She may be a little more offbeat than my previous style icon choices of wealthy socialites and gorgeous actresses, but Frida Kahlo has been a lifelong influence for me. I toyed with the idea of doing a screen style feature on the film Frida as it portrayed her attire so beautifully, but I decided that I should focus on Frida Kahlo herself.

In her heyday during the 1930s and 40s, she stood out for both her unconventional work and her choice of dress. Keep in mind that this was not how Mexican women dressed at the time; they preferred less traditional, more modern city attire. Kahlo was influenced by indigenous Mexican culture, its bright colours and symbolism: traditions which she repeatedly referenced in both her work and life.
The long silhouettes, although traditional, were attributed to the fact that one of her legs was much thinner than the other — a consequence of having suffered from polio as a child. To add to her unfortunate physical pains, Frida was in a bus accident that left her bedridden for most of her life. Although she also loved to wear men’s suits, the artist was at her most comfortable in flowy, layered ensembles adorned with her favourite trinkets and flowers.  
While Hollywood-style eyebrows were all the rage, Frida played up her famous thick brows, further exaggerating them in her work. Her long black hair, centre parted or braided into a tight bun, would have also been considered demode, but she sure made it work for her. A little lipstick, blush and red nail polish (sassy!) was all she needed. Frida also loved to play up her jewellery, wearing multiple pieces at the same time, often mis-matched (like the earrings above).
Vogue US (October 1937)
(courtesy of
Her earthly allure made it to the pages of Vogue US in 1937 (in the film Frida, she appears on the cover of Paris Vogue, although I’m not sure this ever actually happened) wearing one of her signature long white silk and lace skirts paired with a blue blouse, heroically holding a crimson red wrap above her head. I love that she is standing in front of a cactus — priceless. 

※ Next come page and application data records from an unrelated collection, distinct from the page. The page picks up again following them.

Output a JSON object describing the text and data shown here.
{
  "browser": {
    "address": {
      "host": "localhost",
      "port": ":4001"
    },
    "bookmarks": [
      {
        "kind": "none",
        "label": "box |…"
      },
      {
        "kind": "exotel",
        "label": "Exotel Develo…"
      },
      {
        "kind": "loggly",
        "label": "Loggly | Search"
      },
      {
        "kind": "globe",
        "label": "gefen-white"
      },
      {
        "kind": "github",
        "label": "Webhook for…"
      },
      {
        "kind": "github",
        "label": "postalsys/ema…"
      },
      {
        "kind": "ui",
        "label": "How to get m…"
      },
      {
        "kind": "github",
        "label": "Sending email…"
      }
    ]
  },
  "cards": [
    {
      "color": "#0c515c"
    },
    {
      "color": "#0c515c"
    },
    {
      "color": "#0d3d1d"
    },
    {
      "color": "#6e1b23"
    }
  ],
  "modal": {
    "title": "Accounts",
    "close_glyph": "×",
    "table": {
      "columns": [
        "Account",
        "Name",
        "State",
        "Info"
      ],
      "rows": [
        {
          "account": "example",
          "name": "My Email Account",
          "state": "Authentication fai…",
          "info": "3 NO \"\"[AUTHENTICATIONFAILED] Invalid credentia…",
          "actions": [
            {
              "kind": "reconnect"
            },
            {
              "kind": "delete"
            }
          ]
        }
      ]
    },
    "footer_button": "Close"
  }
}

There are so many elements of style to be learned from Frida. First is the fearless layering of prints and textures. Then there is the audacious love of colour, something people (including myself) tend to overlook in their every day wear. 
Lastly is the aggressive yet brilliant use of accessories: from multiple rings, bracelets and earrings, to headpieces, turbans and flowers, and, of course, scarves. This was a woman loving and embracing fashion to its full extent. 
Claudia Schiffer in German Vogue (April 2010)
Her influence both as an artist and a style icon is undeniable. She was an inspiration behind several collections from Christian Lacroix, Carolina Herrera to Givenchy’s famous latest couture collections (think lace) and a muse behind countless editorials. Most recently she was honoured in Karl Lagerfeld’s German Vogue editorial starring Claudia Schiffer. But let’s face it: Claudia’s got nothing on Frida!

Have you seen the film Frida with Salma Hayek? I thought it was spectacular.